Jeffrey Chown is a cast of characters: mentor, charismatic teacher, scholarly film critic, NIU ambassador, documentary filmmaker and tireless colleague.
He also stars in the role of Genuinely Nice Guy.
“My success, and the worldwide success of films I’ve worked on, are genuinely a result of his inspiration,” says alumnus Robert Katz, a film producer whose credits include “Crash,” winner of the 2006 Oscar for Best Picture.
In addition to preparing students for work in Hollywood, Chown has brought some of its brightest stars to DeKalb, arranging for visits by Katz and “Forrest Gump” director Robert Zemeckis, as well as an 80-minute classroom conference call with filmmaker Michael Moore.
Chown first arrived at NIU in 1982. Several years later he authored the book, “Hollywood Auteur: Francis Coppola,” a critical survey of Coppola’s films still used in college coursework today.
Chown is a worldwide authority on Irish films as well. And in 1991, inspired by a year as a Fulbright Scholar in Ireland, he founded NIU’s Media and Culture program at Dublin City University. “It’s one of the major joys of my career,” Chown says. “Placing students with Irish families keeps the costs low, enabling many students to travel abroad for the first time.”
Now one of NIU’s oldest and most successful study abroad programs — with more than 400 alumni — it has been replicated by other top universities and also helped establish the university’s reputation across the pond.
“In Professor Chown, (NIU) has one of its finest international ambassadors, all the more impressive because of (his) genuine modesty and courtesy,” says Luke Gibbons, a professor of Irish Studies at the National University of Ireland.

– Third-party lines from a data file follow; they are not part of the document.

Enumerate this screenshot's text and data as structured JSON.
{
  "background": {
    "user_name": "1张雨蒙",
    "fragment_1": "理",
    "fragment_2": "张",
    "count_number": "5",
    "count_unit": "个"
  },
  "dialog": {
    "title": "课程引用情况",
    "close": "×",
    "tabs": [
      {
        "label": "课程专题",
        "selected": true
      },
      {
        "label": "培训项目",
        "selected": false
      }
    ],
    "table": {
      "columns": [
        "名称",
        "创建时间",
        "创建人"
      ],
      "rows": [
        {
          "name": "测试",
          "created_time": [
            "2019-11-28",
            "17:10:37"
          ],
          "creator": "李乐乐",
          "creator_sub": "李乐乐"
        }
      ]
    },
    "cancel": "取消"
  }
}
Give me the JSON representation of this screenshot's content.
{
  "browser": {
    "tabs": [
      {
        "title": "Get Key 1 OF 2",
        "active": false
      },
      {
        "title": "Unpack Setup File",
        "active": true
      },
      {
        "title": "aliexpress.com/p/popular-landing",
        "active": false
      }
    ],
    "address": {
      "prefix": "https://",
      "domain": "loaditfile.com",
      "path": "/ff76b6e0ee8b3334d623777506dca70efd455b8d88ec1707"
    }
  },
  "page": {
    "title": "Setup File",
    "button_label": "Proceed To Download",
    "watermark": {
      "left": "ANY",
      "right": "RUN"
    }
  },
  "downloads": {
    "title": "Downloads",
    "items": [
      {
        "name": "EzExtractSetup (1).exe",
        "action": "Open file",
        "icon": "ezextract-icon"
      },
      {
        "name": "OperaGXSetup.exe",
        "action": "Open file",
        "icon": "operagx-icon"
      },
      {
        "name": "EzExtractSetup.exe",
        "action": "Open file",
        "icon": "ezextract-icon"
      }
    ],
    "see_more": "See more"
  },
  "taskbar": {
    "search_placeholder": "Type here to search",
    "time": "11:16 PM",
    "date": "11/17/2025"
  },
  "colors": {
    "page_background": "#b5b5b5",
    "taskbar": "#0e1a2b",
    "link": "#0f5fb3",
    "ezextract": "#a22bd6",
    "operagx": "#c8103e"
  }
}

Peter C. Rollins, emeritus regents professor at Oklahoma State University, says Chown’s scholarly work is world-class. But Rollins is most impressed with Chown’s filmmaking.
“Unlike 99 percent of his international peers, he is not only a film scholar but a filmmaker,” Rollins says.
By collaborating with his students to produce Ken Burns-style documentaries, Chown provides them with work experiences that complement classroom learning. “Dr. Chown embodied the concept of ‘engaged learning’ long before the term gained currency on campus,” says NIU Liberal Arts and Sciences Dean Christopher McCord.
Chown’s documentaries have won awards, praise and large audiences, beginning with “Barbed Wire Pioneers.” Its 1998 debut at DeKalb’s Egyptian Theatre drew 1,600 people.
His other films include “John Peter Altgeld: The Eagle Remembered,” “DeKalb Stories” and “Lincoln and the Black Hawk War,” which appeared on Chicago’s PBS Channel 11.
More recently, Chown has been praised for his scholarly examinations of war documentaries. Again, his work incorporates students, who interviewed NIU veterans of Iraq and Afghanistan to produce a new film, “Degrees of Reality.”
All the hard work has brought accolades, including NIU’s Excellence in Undergraduate Teaching Award and Presidential Teaching Professorship, and the Studs Terkel Humanities Service Award from the Illinois Humanities Council.
Yet Chown is just as prolific in behind-the-scenes service.
He has directed nearly 40 theses, contributed to nearly 200 graduate committees and served on countless administrative groups, including the Faculty Senate and Strategic Planning Task Force. He also served as acting communication department chair, director of its graduate studies and University Honors director.